The courts in Pakistan have also interpreted the provisions of Section 88 to lay down principles regarding fiduciary relationships. In Bejoyranjan Kanungo and Others v. Khalilur Rahman[11], the Supreme Court of Pakistan upheld a decision of the High Court of West Pakistan which decided that a constructive trust had been created in favour of a landlord when his house, leased out to a tenant, had been sold in lieu of municipal taxes and dues, and had been purchased by the tenant himself without informing the landlord about the sale.

More recently, in Nadir Akmal Khan Leghari v. Asim Arshid[12], the Sindh High Court interpreted Section 88 to conclude that a constructive trust arises out of all dealings entered into by a fiduciary.
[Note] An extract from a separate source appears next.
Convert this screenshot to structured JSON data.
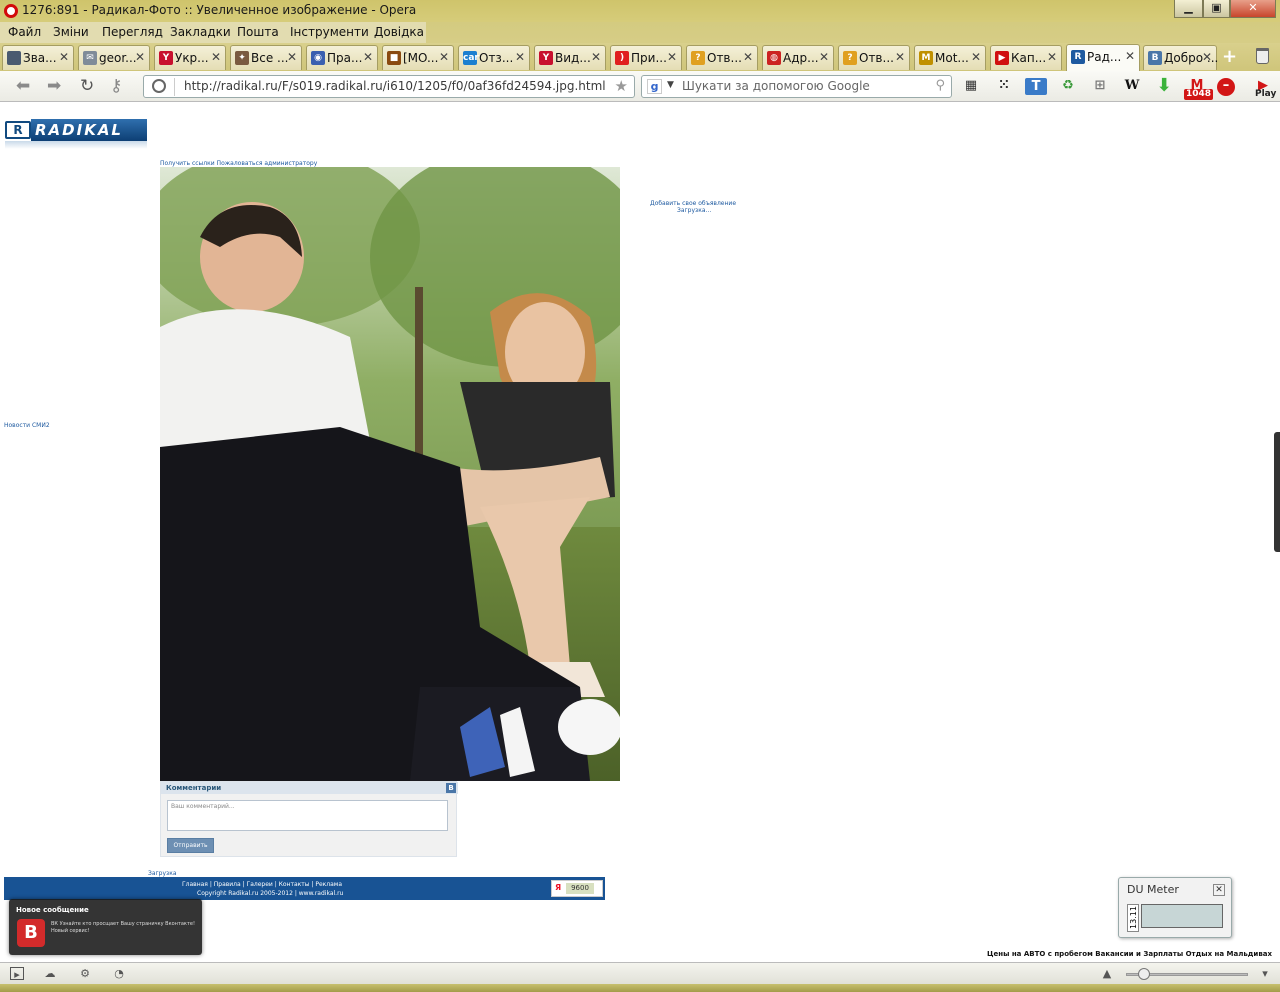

The Court held that a director of a company is in a fiduciary relationship with the company, and hence cannot enter into any engagements or negotiations on behalf of the company in which he does or can have a personal interest conflicting with the interest of the company.

[1] Gandhi B.M., Equity, Trusts and Specific Relief (Eastern Book Company 2015) 359.

[2] Bristol and West Building Society v Mothew [1996] EWCA Civ 533.

[3] Walker David M., The Oxford Companion to the Law (OUP 1980) 469.

[4] Gandhi B.M., Equity, Trusts and Specific Relief (Eastern Book Company 2015) 361.

[5] [1996] EWCA Civ 533.

[6] Bray v Ford [1896] AC 44.

[7] [1967] 2 AC 134.

[8] Keech v Sandford [1726] EWHC Ch J76.

[9] [1993] UKPC 36.

[10] [1967] 2 AC 46.

[11] [1968] PLD SC 342.

[12] [2012] CLD 1588.


The opinions expressed in this article are the author's own and do not reflect the views of LEAP Pakistan or Pakistan College of Law.

Ahmed Tariq

Ahmed is a graduate of the BA. LLB (Hons) programme from the Shaikh Ahmad Hassan School of Law (SAHSOL) at the Lahore University of Management Sciences (LUMS). He currently practices as an associate at the law firm of Cornelius, Lane and Mufti and can be reached at ahmed.tariq610@gmail.com.